  2. 2. The minimum effective dose for the strains from untreated patients was 25 to 50 mgm. per 100 gram rat; that for the strains from 3 treated patients was 50, 100, and 200, mgm. respectively. In a fourth patient who relapsed after one course of tryparsamide the M.E.D. of the trypanosomes was ?200 mgm.; he received a second course of tryparsamide but relapsed again, and the M.E.D. of the trypanosomes on the second occasion was 400 mgm, strongly suggesting that the organisms had acquired an increased arsenic-resistance during the treatment.
  3. 3. These results show that the trypanosomes of patients who relapse after tryparsamide have a greater resistance than normal; but this resistance is not so great as that which can be obtained in the trypanosomes of laboratory animals.

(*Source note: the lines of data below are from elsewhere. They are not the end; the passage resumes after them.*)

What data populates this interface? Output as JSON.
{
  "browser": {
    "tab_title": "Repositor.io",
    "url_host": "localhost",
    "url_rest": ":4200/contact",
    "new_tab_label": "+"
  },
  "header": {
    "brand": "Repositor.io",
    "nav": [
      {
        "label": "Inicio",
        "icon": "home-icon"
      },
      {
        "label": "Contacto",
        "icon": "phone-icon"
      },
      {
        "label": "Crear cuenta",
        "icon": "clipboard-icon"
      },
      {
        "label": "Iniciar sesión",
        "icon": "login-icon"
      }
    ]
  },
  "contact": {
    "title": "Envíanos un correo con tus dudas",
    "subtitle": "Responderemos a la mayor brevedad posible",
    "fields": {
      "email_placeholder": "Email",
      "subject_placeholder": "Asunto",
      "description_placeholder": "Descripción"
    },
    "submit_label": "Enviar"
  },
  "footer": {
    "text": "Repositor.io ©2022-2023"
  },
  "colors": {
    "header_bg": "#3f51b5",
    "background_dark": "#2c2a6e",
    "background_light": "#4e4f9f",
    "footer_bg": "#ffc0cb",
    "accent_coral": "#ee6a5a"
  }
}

  4. 4. In view of this increased resistance, a second course of tryparsamide is not likely to benefit patients with Rhodesian sleeping sickness who have relapsed after the first course; it is however quite likely to cause blindness.
  5. 5. Trypanosomes from patients relapsing after treatment with Bayer 205 showed no increase of resistance to this compound.